So, you’ve taken the first essential step to federal funding and on-ramped through the Small Business Innovation Research (SBIR) program. Now you have some R&D money, sole-source authority, and a decent foot in the door to continue pursuing that goal of a consistent enterprise deal with the Department of Defense (DoD). So what stands in your way of successfully transitioning from SBIR to production? For many companies, a huge barrier at this point is securing an authority to operate (ATO).
ATO presents itself as such a huge barrier because:
- You can’t bring your technology to market without it.
- It can traditionally take 12–18 months to complete the process.
- It can cost upwards of a million dollars to achieve.
Many companies, without the right guidance through the program, delay their pursuit of this accreditation and risk a delayed go-to-market timeline. This can cause financial delays that can make it difficult to sustain operations until the ATO finally goes through and they can take their technology to market.
Second Front Systems™ (2F) has an alternative approach to DoD accreditation with its Game Warden® platform, which can help companies bypass some of these barriers by making the process quicker and more affordable.
In addition, there are ways to utilize government contracts such as the SBIR program to cover the costs of the Game Warden platform, making ATO even less of a barrier in your pursuit of an enterprise deal with the DoD.
How Can SBIR Open Topic Help to Fund Your ATO?
The SBIR program was established under the Small Business Innovation Development Act 1982, with the defined purpose of “strengthening the role of innovative small business concerns in Federally-funded research and development.” It has evolved over the years through different passed extension acts.
There are other, more traditional ways of doing business with the government; however, those routes are incredibly process-driven, competition-focused, and difficult to navigate.
SBIR, on the other hand, allows companies to achieve “sole-source authority” upon being awarded a Phase I (or in some cases a Direct to Phase II), which helps them bypass a lot of the processes, thus speeding things up considerably. This is significant in the field because that saved revenue can be used to start covering the costs of acquiring ATO, including the costs of 2F’s Game Warden platform.
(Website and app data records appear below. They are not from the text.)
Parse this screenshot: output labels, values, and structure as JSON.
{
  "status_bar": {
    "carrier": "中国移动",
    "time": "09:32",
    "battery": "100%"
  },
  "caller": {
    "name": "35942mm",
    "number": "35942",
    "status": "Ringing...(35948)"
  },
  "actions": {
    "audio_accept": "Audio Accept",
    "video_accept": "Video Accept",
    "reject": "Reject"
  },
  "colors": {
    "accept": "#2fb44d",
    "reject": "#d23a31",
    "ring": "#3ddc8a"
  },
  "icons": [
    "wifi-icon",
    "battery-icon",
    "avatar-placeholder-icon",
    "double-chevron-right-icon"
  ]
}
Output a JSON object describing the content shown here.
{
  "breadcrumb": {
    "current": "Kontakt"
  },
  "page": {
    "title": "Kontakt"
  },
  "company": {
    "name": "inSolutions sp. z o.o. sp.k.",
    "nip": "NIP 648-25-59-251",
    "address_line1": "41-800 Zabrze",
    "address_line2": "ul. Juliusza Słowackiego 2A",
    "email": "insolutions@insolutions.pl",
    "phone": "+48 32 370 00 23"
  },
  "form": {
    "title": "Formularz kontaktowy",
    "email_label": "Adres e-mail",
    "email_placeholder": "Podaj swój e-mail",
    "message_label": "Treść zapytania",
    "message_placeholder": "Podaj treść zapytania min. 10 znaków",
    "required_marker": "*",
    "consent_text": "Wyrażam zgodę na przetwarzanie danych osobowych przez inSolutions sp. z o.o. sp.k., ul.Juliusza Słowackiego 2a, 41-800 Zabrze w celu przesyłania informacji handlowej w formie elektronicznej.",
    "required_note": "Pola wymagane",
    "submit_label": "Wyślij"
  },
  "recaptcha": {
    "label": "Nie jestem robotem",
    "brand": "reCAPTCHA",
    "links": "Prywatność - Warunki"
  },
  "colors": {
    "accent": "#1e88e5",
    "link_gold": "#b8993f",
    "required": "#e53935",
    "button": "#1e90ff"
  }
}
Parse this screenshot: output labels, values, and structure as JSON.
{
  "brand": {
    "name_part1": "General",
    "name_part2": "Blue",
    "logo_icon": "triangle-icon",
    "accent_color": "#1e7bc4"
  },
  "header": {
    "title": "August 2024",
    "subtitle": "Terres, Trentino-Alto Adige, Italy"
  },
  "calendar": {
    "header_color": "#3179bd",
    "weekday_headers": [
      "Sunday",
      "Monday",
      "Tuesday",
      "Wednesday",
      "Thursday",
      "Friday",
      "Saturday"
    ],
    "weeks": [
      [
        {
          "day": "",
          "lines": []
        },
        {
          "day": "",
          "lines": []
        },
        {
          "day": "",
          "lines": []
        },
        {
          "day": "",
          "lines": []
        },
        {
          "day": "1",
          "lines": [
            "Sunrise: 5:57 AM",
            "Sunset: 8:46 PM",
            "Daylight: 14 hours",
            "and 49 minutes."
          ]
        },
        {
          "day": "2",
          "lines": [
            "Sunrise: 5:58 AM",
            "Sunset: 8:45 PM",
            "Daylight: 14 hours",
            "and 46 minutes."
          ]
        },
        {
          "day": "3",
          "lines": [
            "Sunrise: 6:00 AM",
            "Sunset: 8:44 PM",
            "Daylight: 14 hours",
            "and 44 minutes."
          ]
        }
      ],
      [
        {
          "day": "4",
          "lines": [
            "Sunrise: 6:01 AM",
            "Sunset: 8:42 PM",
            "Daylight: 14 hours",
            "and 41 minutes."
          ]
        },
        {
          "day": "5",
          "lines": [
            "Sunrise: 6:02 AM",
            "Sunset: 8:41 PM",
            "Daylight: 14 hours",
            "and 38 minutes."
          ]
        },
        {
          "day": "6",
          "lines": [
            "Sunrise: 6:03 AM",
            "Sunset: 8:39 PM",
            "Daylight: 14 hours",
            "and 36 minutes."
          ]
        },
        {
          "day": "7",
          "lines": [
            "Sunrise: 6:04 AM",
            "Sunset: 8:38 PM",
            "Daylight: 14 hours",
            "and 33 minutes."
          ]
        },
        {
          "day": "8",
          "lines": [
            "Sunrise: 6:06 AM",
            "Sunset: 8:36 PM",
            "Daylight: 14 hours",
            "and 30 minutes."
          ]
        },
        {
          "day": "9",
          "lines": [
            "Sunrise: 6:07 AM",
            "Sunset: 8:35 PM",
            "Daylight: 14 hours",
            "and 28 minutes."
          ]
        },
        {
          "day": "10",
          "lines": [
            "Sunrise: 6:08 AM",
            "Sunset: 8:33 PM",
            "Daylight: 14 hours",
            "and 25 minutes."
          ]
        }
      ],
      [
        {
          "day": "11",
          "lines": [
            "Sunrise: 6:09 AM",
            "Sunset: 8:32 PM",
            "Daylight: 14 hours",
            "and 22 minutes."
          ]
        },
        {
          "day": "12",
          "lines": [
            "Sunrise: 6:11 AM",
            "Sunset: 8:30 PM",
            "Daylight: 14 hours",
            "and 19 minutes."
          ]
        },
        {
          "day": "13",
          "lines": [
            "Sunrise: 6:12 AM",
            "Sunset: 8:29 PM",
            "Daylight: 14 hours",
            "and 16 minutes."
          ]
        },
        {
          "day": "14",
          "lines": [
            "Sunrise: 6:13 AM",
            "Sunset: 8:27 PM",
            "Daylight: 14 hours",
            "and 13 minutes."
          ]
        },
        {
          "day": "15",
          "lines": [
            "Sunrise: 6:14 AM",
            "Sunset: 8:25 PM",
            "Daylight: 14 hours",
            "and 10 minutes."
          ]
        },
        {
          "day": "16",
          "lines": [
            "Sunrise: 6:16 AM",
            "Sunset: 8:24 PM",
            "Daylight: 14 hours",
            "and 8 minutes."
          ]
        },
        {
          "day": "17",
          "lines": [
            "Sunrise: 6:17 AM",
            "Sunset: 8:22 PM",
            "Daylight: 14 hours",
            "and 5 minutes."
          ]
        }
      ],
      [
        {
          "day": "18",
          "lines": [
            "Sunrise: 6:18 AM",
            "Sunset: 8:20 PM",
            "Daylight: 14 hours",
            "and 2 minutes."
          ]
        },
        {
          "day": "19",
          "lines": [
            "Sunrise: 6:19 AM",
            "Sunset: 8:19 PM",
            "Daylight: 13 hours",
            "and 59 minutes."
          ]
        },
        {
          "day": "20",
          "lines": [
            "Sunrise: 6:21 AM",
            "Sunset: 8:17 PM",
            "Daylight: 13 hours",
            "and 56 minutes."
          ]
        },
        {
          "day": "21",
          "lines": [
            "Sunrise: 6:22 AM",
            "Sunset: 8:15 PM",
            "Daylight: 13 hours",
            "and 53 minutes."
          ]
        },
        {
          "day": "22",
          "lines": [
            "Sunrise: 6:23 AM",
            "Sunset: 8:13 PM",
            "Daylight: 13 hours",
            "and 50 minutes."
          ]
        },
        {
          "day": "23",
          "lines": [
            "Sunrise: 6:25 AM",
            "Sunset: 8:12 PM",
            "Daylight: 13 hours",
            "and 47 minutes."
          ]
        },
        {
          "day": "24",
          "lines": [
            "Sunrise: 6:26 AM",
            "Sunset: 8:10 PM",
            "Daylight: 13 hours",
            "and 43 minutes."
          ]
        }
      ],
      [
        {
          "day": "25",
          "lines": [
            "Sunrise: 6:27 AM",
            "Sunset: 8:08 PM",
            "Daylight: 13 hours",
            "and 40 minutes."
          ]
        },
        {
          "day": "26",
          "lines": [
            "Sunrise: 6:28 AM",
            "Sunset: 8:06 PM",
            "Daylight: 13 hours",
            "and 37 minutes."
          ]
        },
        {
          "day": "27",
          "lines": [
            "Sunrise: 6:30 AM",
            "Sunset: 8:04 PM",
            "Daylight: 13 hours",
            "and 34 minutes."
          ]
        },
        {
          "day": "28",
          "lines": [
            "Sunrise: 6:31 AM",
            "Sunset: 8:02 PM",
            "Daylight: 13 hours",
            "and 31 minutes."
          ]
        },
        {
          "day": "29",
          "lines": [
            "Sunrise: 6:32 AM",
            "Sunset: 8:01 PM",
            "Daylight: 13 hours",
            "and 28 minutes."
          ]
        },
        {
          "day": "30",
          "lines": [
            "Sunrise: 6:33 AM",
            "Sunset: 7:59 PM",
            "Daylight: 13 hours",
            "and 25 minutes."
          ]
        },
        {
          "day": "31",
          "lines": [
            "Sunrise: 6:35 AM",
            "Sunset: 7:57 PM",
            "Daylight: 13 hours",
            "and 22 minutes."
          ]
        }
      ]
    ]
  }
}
It can also provide follow-on funding through Stratfi/Tacfi to pad the process toward going to market.
Different Opportunities to Utilize
We consider SBIR to be one of the best “on-ramps” to federal funding because, if navigated efficiently, the program typically enables revenue generation in about 6–9 months, as opposed to the upwards of a year that you tend to see in traditional paths.
This means that in as little as 6–9 months, you can start covering the costs of achieving ATO with these contracting vehicles:
- Phase II
- Phase II and a Half (2.5 or IIB)
- some Phase IIIs.
How to Incorporate ATO Costs into Proposals through Open Topic
The most recent SBIR reauthorization, passed in September of 2022, included a requirement in section 7 that is incredibly relevant to this program and process. The reauthorization indicated that the DoD is to “conduct not less than 1 open topic announcement at each component of the agency per fiscal year.”
AFWERX and, as a later result, SpaceWERX, have been conducting regular open-topic solicitations for years, which has provided a lot of opportunity, especially in this realm.
We suggest doing this through a Phase II open topic because it is one of the most time-efficient options. It is important to prioritize accreditation and get it done as soon as possible, or else you might risk a delay in going to market. We see many companies wait until Phase III to pursue an ATO, and this can often be too late. Accreditation should be viewed as an early door opener because getting it earlier can impact what awards you can pursue.
In addition, a Phase II gives you the opportunity to write the deliverables with your government customer. Setting it up for a Phase III, at scale, a piece of that project could be:
The SBIR/STTR program allows for, and even encourages, subcontracting and the utilization of consultants to enhance your team. This is because most small companies don’t have all the necessary skills and assets in-house, and therefore, require outside assistance. This includes assistance needed to secure an ATO.
- Including 2F’s services into the cost of the deliverable.
You can subcontract part of your costs by including the subcontractor in the cost of the deliverable. This means that you identify what you plan to achieve and indicate the subcontractor as an essential part in the achievement. You then price that service out in the deliverable and timeline.
It is important to note that while you should absolutely incorporate ATO into your scope of key deliverables, it is important to do it in a way that doesn’t overpromise. We see a lot of companies promising they’ll get ATO in the deliverable but then proceed through the traditional ATO route, which takes longer. They run into issues when they need to change the contract: they find themselves at the mercy of the government to change the original agreement, which can then possibly make them unable to invoice for that deliverable.
ATO can be a significant barrier to success when working with the federal government, particularly when operating along traditional paths, which can be time-consuming and costly. These challenges can be mitigated by prioritizing accreditation as soon as possible while accurately scoping deliverables in government contracts.
2F offers a more time- and cost-effective solution, and you can use SBIR Open Topic to cover the costs of achieving ATO.
For more information on SBIR contracting support, reach out to Long Capture.
To begin your accreditation journey with Game Warden, book a free demo today here.